IN DEPTH: Brazil wind tenders
Ask any Brazilian wind executive, and you'll find anxious questions about this year's energy tenders.
Top of that list is whether the latest measures will make other energy sources – such as thermal, biomass and small hydro – more competitive with wind. Grid-connection location and capacity on the national system are also concerns as investors try to define their strategy.
Last week, government officials disclosed details about the three tenders scheduled for the second half of the year. Full rules and conditions are expected to be announced by the end of the month.
The good news is that Altino Ventura, a director of the Energy Ministry, has confirmed that there is going to be an exclusive tender for wind as well as the usual A-3 and A-5 competitions, which normally comprise different sources, with delivery in three or five years.
Ventura refused to reveal how much energy will be contracted through the wind tender.
Developers will have less time than usual to build up the awarded projects; two years is considered the most probable construction period.

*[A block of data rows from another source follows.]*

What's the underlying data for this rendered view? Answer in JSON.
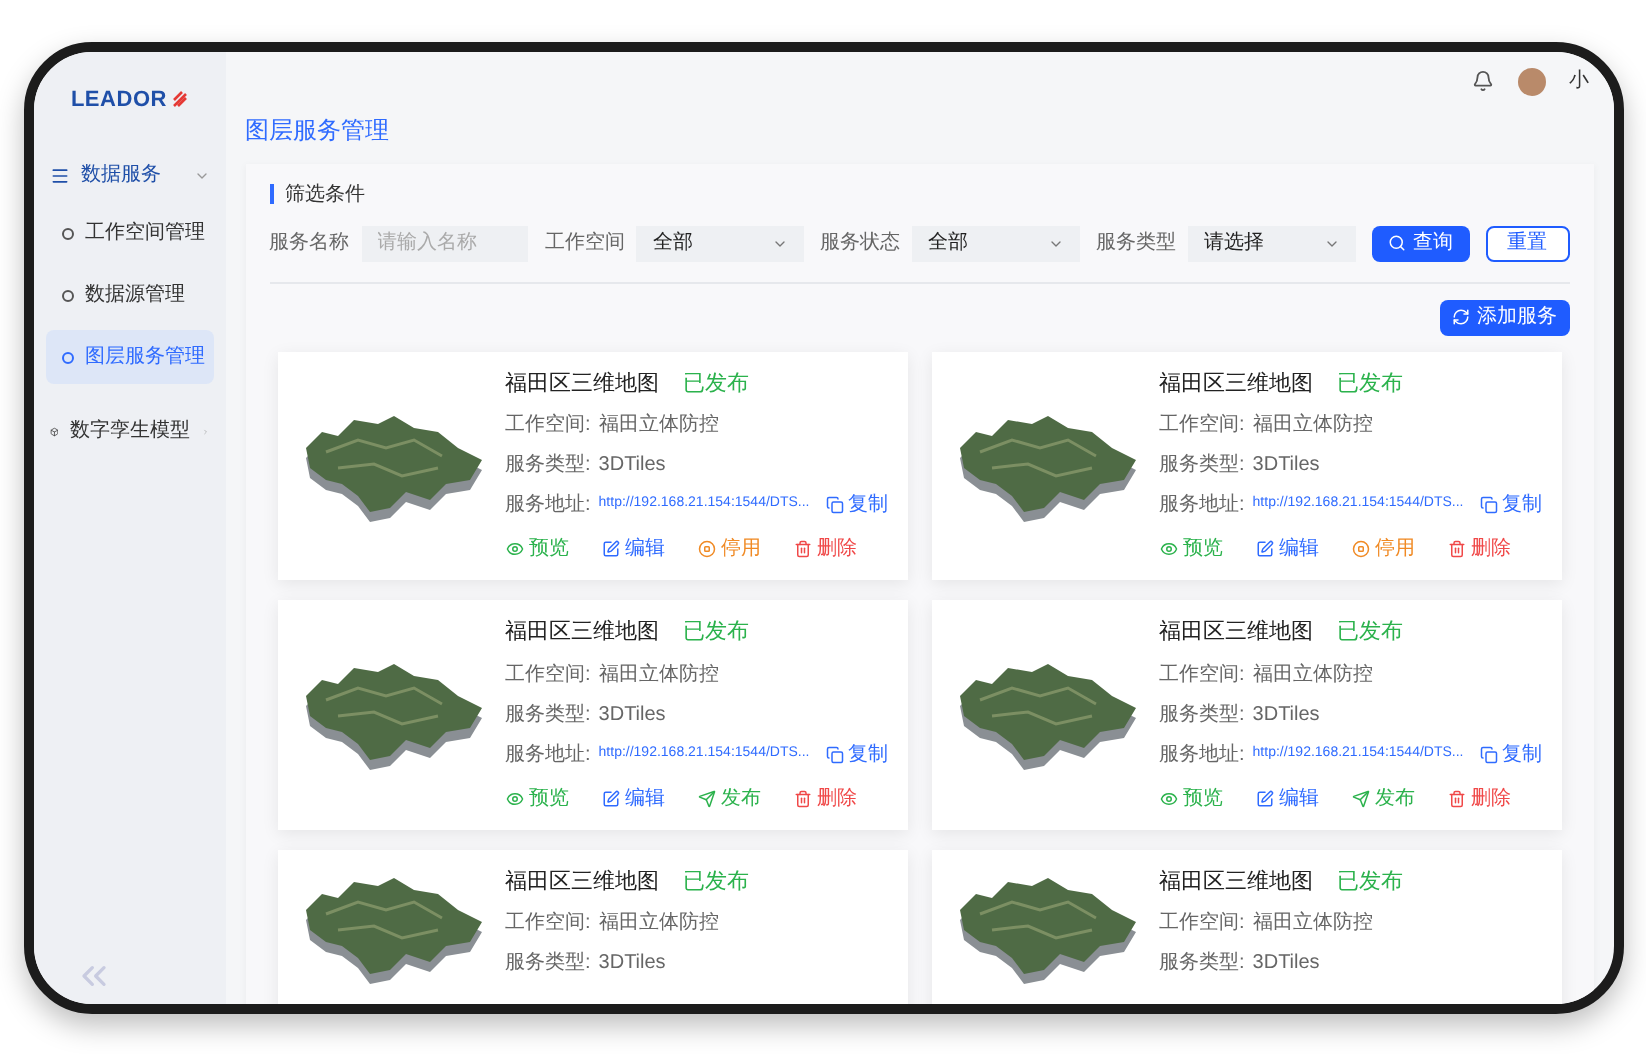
{
  "logo": {
    "text": "LEADOR"
  },
  "sidebar": {
    "items": [
      {
        "label": "数据服务",
        "kind": "group",
        "expanded": true,
        "children": [
          {
            "label": "工作空间管理",
            "selected": false
          },
          {
            "label": "数据源管理",
            "selected": false
          },
          {
            "label": "图层服务管理",
            "selected": true
          }
        ]
      },
      {
        "label": "数字孪生模型",
        "kind": "group2",
        "expanded": false
      }
    ]
  },
  "header": {
    "user": "小"
  },
  "page_title": "图层服务管理",
  "filter": {
    "title": "筛选条件",
    "fields": [
      {
        "label": "服务名称",
        "kind": "input",
        "placeholder": "请输入名称"
      },
      {
        "label": "工作空间",
        "kind": "select",
        "value": "全部"
      },
      {
        "label": "服务状态",
        "kind": "select",
        "value": "全部"
      },
      {
        "label": "服务类型",
        "kind": "select",
        "value": "请选择"
      }
    ],
    "buttons": [
      {
        "label": "查询",
        "kind": "primary"
      },
      {
        "label": "重置",
        "kind": "outline"
      }
    ]
  },
  "add_button": "添加服务",
  "cards": [
    {
      "title": "福田区三维地图",
      "status": "已发布",
      "lines": [
        {
          "label": "工作空间:",
          "value": "福田立体防控"
        },
        {
          "label": "服务类型:",
          "value": "3DTiles"
        }
      ],
      "url_label": "服务地址:",
      "url": "http://192.168.21.154:1544/DTS...",
      "copy": "复制",
      "actions": [
        {
          "label": "预览",
          "kind": "preview"
        },
        {
          "label": "编辑",
          "kind": "edit"
        },
        {
          "label": "停用",
          "kind": "disable"
        },
        {
          "label": "删除",
          "kind": "delete"
        }
      ]
    },
    {
      "title": "福田区三维地图",
      "status": "已发布",
      "lines": [
        {
          "label": "工作空间:",
          "value": "福田立体防控"
        },
        {
          "label": "服务类型:",
          "value": "3DTiles"
        }
      ],
      "url_label": "服务地址:",
      "url": "http://192.168.21.154:1544/DTS...",
      "copy": "复制",
      "actions": [
        {
          "label": "预览",
          "kind": "preview"
        },
        {
          "label": "编辑",
          "kind": "edit"
        },
        {
          "label": "停用",
          "kind": "disable"
        },
        {
          "label": "删除",
          "kind": "delete"
        }
      ]
    },
    {
      "title": "福田区三维地图",
      "status": "已发布",
      "lines": [
        {
          "label": "工作空间:",
          "value": "福田立体防控"
        },
        {
          "label": "服务类型:",
          "value": "3DTiles"
        }
      ],
      "url_label": "服务地址:",
      "url": "http://192.168.21.154:1544/DTS...",
      "copy": "复制",
      "actions": [
        {
          "label": "预览",
          "kind": "preview"
        },
        {
          "label": "编辑",
          "kind": "edit"
        },
        {
          "label": "发布",
          "kind": "publish"
        },
        {
          "label": "删除",
          "kind": "delete"
        }
      ]
    },
    {
      "title": "福田区三维地图",
      "status": "已发布",
      "lines": [
        {
          "label": "工作空间:",
          "value": "福田立体防控"
        },
        {
          "label": "服务类型:",
          "value": "3DTiles"
        }
      ],
      "url_label": "服务地址:",
      "url": "http://192.168.21.154:1544/DTS...",
      "copy": "复制",
      "actions": [
        {
          "label": "预览",
          "kind": "preview"
        },
        {
          "label": "编辑",
          "kind": "edit"
        },
        {
          "label": "发布",
          "kind": "publish"
        },
        {
          "label": "删除",
          "kind": "delete"
        }
      ]
    },
    {
      "title": "福田区三维地图",
      "status": "已发布",
      "lines": [
        {
          "label": "工作空间:",
          "value": "福田立体防控"
        },
        {
          "label": "服务类型:",
          "value": "3DTiles"
        }
      ]
    },
    {
      "title": "福田区三维地图",
      "status": "已发布",
      "lines": [
        {
          "label": "工作空间:",
          "value": "福田立体防控"
        },
        {
          "label": "服务类型:",
          "value": "3DTiles"
        }
      ]
    }
  ]
}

Other crucial new information is that the government will demand more guarantees from developers in terms of annual energy production. The yield prediction factor is going to be raised from 50% to 90% of the wind farm's lifetime. (Brazilian wind energy association Abeeólica asked for 75%, but Ventura says that is out of question, as this figure has not been reached in any studies by ministry technicians.)
According to the federal energy research centre, EPE, this measure will increase wind prices by 10-15%, as projects will need to install more turbines.
“It will raise the price, but wind will cost what it really costs,” said Ventura, during a speech at a renewable-energy conference in the northeast state of Pernambuco.
He explained that the decision was based on the recent default production of others sources, such as large and small hydro, as well as biomass. “We have a very short experience on wind production. We don't want to buy fake energy stakes,” he warned.
Optimistic industry sources hope that this year's tenders will set a record for awarded wind projects. They point that wind prices are still very competitive despite the potential price increase. Offers could be driven below the R$100 ($50) per MWh ceiling, a mark that only hydropower projects can beat (although wind and hydro don't compete directly against each other).
On the other hand, there are those who see thermal projects gaining force to become a real threat to wind.
According to speculation – neither confirmed nor denied by government sources – wind and thermal projects could compete separately within the A-3 and A-5 tenders, as the national grid operator is begging for baseload generation sources to take the pressure off hydro.
Ventura underlined that “at the moment” the decision is to have all sources competing on those tenders. “The final decision will be released on tender's call”.
José Carlos de Miranda Farias, a director of EPE, has told Recharge that there will not be any specific thermal tender.
Apart from the new yield prediction factor, what could make wind less competitive for the exclusive and A-3 tenders is the grid-connection matter.
Unlike last year, developers will have to sort out their own grid connection, which means wind projects close to substations are more likely to sell their output. That could reduce the 16GW pipeline of wind projects registered with EPE.
Miranda says data related to grid-connection availability will soon be released by EPE.
Abeeólica vice-president Pedro Cavalcanti says it is important to unveil this information as soon as possible. He believes that some states will suffer due to lack of connections, and “that's a very critical point for 2013 tenders”.
However, Miranda insists that the grid connection availability is higher than the national demand for wind projects.